- **Task requirements**: Give the data again in full, without pictures.

- **Source material**:
= = = = = = =
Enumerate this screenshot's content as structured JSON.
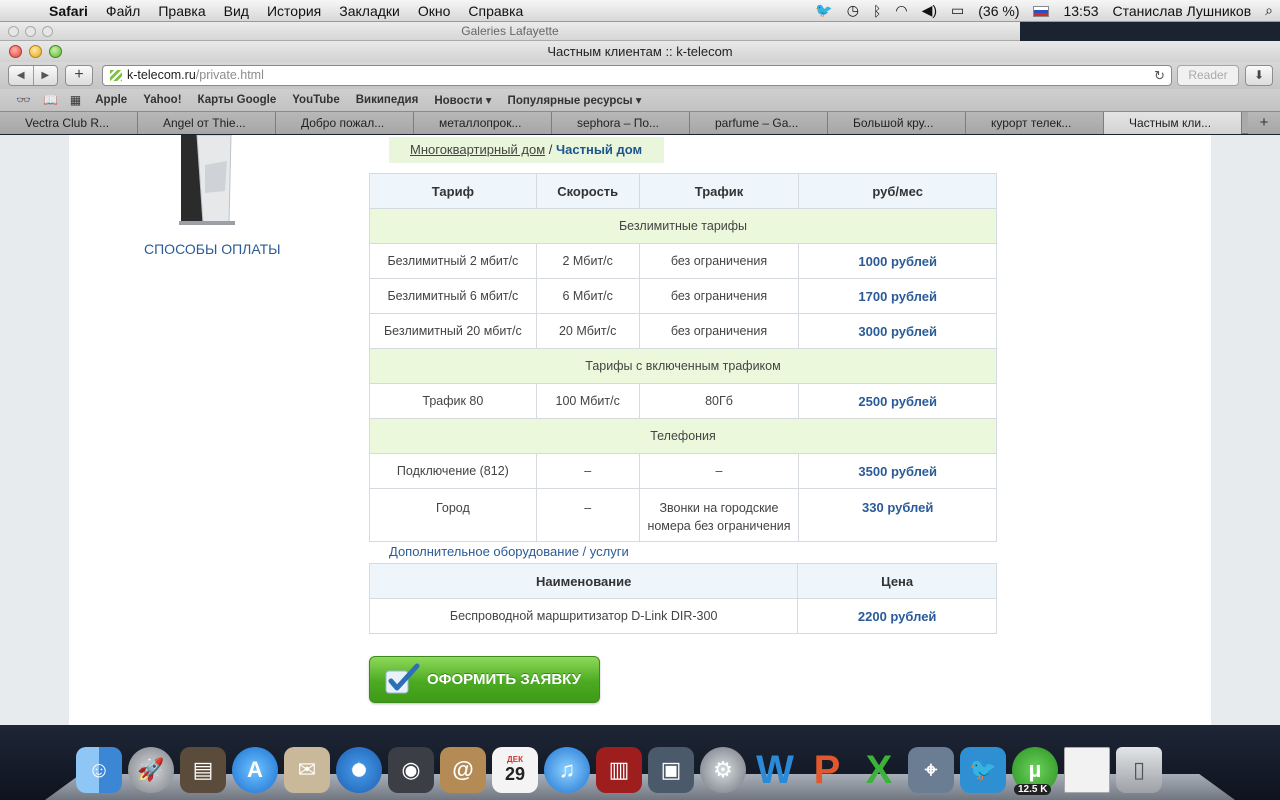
{
  "menubar": {
    "app": "Safari",
    "items": [
      "Файл",
      "Правка",
      "Вид",
      "История",
      "Закладки",
      "Окно",
      "Справка"
    ],
    "battery": "(36 %)",
    "time": "13:53",
    "user": "Станислав Лушников"
  },
  "window": {
    "background_title": "Galeries Lafayette",
    "title": "Частным клиентам :: k-telecom"
  },
  "toolbar": {
    "url_host": "k-telecom.ru",
    "url_path": "/private.html",
    "reader_label": "Reader"
  },
  "bookmarks": [
    "Apple",
    "Yahoo!",
    "Карты Google",
    "YouTube",
    "Википедия",
    "Новости",
    "Популярные ресурсы"
  ],
  "tabs": [
    {
      "label": "Vectra Club R..."
    },
    {
      "label": "Angel от Thie..."
    },
    {
      "label": "Добро пожал..."
    },
    {
      "label": "металлопрок..."
    },
    {
      "label": "sephora – По..."
    },
    {
      "label": "parfume – Ga..."
    },
    {
      "label": "Большой кру..."
    },
    {
      "label": "курорт телек..."
    },
    {
      "label": "Частным кли...",
      "active": true
    }
  ],
  "page": {
    "payment_link": "СПОСОБЫ ОПЛАТЫ",
    "switch_apartment": "Многоквартирный дом",
    "switch_separator": " / ",
    "switch_private": "Частный дом",
    "tariff_headers": {
      "tariff": "Тариф",
      "speed": "Скорость",
      "traffic": "Трафик",
      "price": "руб/мес"
    },
    "group_unlimited": "Безлимитные тарифы",
    "unlimited": [
      {
        "name": "Безлимитный 2 мбит/с",
        "speed": "2 Мбит/с",
        "traffic": "без ограничения",
        "price": "1000 рублей"
      },
      {
        "name": "Безлимитный 6 мбит/с",
        "speed": "6 Мбит/с",
        "traffic": "без ограничения",
        "price": "1700 рублей"
      },
      {
        "name": "Безлимитный 20 мбит/с",
        "speed": "20 Мбит/с",
        "traffic": "без ограничения",
        "price": "3000 рублей"
      }
    ],
    "group_traffic": "Тарифы с включенным трафиком",
    "traffic_plans": [
      {
        "name": "Трафик 80",
        "speed": "100 Мбит/с",
        "traffic": "80Гб",
        "price": "2500 рублей"
      }
    ],
    "group_phone": "Телефония",
    "phone": [
      {
        "name": "Подключение (812)",
        "speed": "–",
        "traffic": "–",
        "price": "3500 рублей"
      },
      {
        "name": "Город",
        "speed": "–",
        "traffic": "Звонки на городские номера без ограничения",
        "price": "330 рублей"
      }
    ],
    "extra_link": "Дополнительное оборудование / услуги",
    "equip_headers": {
      "name": "Наименование",
      "price": "Цена"
    },
    "equipment": [
      {
        "name": "Беспроводной маршритизатор D-Link DIR-300",
        "price": "2200 рублей"
      }
    ],
    "order_button": "ОФОРМИТЬ ЗАЯВКУ"
  },
  "dock": {
    "calendar_month": "ДЕК",
    "calendar_day": "29",
    "utorrent_badge": "12.5 K"
  },
  "colors": {
    "link": "#2a5b98",
    "group_bg": "#ecf8dc",
    "header_bg": "#eef5fb",
    "button_green": "#4caa22"
  }
}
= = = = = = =
- **Solved problem**:
Enumerate this screenshot's content as structured JSON.
{
  "menubar": {
    "app": "Safari",
    "items": [
      "Файл",
      "Правка",
      "Вид",
      "История",
      "Закладки",
      "Окно",
      "Справка"
    ],
    "battery": "(36 %)",
    "time": "13:53",
    "user": "Станислав Лушников"
  },
  "window": {
    "background_title": "Galeries Lafayette",
    "title": "Частным клиентам :: k-telecom"
  },
  "toolbar": {
    "url_host": "k-telecom.ru",
    "url_path": "/private.html",
    "reader_label": "Reader"
  },
  "bookmarks": [
    "Apple",
    "Yahoo!",
    "Карты Google",
    "YouTube",
    "Википедия",
    "Новости",
    "Популярные ресурсы"
  ],
  "tabs": [
    {
      "label": "Vectra Club R..."
    },
    {
      "label": "Angel от Thie..."
    },
    {
      "label": "Добро пожал..."
    },
    {
      "label": "металлопрок..."
    },
    {
      "label": "sephora – По..."
    },
    {
      "label": "parfume – Ga..."
    },
    {
      "label": "Большой кру..."
    },
    {
      "label": "курорт телек..."
    },
    {
      "label": "Частным кли...",
      "active": true
    }
  ],
  "page": {
    "payment_link": "СПОСОБЫ ОПЛАТЫ",
    "switch_apartment": "Многоквартирный дом",
    "switch_separator": " / ",
    "switch_private": "Частный дом",
    "tariff_headers": {
      "tariff": "Тариф",
      "speed": "Скорость",
      "traffic": "Трафик",
      "price": "руб/мес"
    },
    "group_unlimited": "Безлимитные тарифы",
    "unlimited": [
      {
        "name": "Безлимитный 2 мбит/с",
        "speed": "2 Мбит/с",
        "traffic": "без ограничения",
        "price": "1000 рублей"
      },
      {
        "name": "Безлимитный 6 мбит/с",
        "speed": "6 Мбит/с",
        "traffic": "без ограничения",
        "price": "1700 рублей"
      },
      {
        "name": "Безлимитный 20 мбит/с",
        "speed": "20 Мбит/с",
        "traffic": "без ограничения",
        "price": "3000 рублей"
      }
    ],
    "group_traffic": "Тарифы с включенным трафиком",
    "traffic_plans": [
      {
        "name": "Трафик 80",
        "speed": "100 Мбит/с",
        "traffic": "80Гб",
        "price": "2500 рублей"
      }
    ],
    "group_phone": "Телефония",
    "phone": [
      {
        "name": "Подключение (812)",
        "speed": "–",
        "traffic": "–",
        "price": "3500 рублей"
      },
      {
        "name": "Город",
        "speed": "–",
        "traffic": "Звонки на городские номера без ограничения",
        "price": "330 рублей"
      }
    ],
    "extra_link": "Дополнительное оборудование / услуги",
    "equip_headers": {
      "name": "Наименование",
      "price": "Цена"
    },
    "equipment": [
      {
        "name": "Беспроводной маршритизатор D-Link DIR-300",
        "price": "2200 рублей"
      }
    ],
    "order_button": "ОФОРМИТЬ ЗАЯВКУ"
  },
  "dock": {
    "calendar_month": "ДЕК",
    "calendar_day": "29",
    "utorrent_badge": "12.5 K"
  },
  "colors": {
    "link": "#2a5b98",
    "group_bg": "#ecf8dc",
    "header_bg": "#eef5fb",
    "button_green": "#4caa22"
  }
}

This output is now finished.